Known by the name of Gumboro or Infectious Disease of the Bag. It is a disease that appears in chickens and mainly affects Fabricio’s bursa, an important organ in young birds with a developing immune system.
This disease is caused by a birnavirus, which is very resistant to unfavorable environmental conditions, making it difficult to eradicate it from infected farms.
Many times, the first symptom of Gumboro disease or Bursitis is a breathing noise. Other symptoms that can be seen are decay, ruffled feathers, tremors, watery diarrhea and prostration. Outbreaks occur most often when birds are 3 to 8 weeks old. Mortality generally does not exceed 10% and in a second infection from the same batch, mortality is even lower.
Fabricio’s Bag (located over the cloaca) will be inflamed and its size can be two or more times its normal size. In healthy animals, Fabricio’s bursa is smaller than the gallbladder. In chronic cases, the bursa will be smaller (it atrophies), so the response to vaccination is lower, increasing the susceptibility to other infections.
Transmission and treatment
The disease is very contagious and is transmitted by direct contact with birds, their droppings; or through the equipment and clothing of the operators.

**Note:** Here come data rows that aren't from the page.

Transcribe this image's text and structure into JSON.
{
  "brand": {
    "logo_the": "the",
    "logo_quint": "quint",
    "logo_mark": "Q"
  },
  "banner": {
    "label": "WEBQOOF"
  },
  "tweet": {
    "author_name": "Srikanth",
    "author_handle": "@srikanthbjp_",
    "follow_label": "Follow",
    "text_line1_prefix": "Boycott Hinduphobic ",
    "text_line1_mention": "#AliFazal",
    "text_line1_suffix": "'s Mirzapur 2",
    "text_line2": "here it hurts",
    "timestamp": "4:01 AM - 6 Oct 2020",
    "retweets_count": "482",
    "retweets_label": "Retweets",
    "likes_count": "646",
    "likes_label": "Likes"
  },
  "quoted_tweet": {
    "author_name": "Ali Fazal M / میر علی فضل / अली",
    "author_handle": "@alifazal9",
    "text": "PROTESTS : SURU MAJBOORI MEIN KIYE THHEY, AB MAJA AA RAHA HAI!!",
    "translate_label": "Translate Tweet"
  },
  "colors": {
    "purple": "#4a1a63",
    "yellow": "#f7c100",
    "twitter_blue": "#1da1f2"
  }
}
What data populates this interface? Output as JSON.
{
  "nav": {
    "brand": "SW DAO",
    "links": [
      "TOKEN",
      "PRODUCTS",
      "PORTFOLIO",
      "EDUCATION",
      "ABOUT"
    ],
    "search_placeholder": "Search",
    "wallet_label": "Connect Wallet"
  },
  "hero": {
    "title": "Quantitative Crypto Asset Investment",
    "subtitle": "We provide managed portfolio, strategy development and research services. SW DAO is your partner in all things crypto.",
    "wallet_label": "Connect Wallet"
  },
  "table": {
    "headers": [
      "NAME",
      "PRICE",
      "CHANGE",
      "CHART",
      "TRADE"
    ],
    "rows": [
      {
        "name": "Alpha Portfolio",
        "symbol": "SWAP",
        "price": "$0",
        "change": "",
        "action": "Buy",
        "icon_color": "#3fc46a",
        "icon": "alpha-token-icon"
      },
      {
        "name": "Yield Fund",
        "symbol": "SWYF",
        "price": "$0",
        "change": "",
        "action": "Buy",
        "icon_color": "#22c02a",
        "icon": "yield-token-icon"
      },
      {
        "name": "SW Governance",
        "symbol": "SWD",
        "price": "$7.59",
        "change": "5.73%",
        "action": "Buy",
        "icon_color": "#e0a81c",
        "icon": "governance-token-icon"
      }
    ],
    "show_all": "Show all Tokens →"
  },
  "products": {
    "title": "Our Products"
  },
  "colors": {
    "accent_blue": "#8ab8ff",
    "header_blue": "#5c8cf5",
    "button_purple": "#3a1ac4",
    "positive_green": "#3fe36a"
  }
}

An adequate treatment is not yet known. Prevention of breeders and young birds through vaccination is the best control of the disease. The most effective method to control Gumboro disease is to induce high immunity in mothers, which is transmitted to their children through the egg.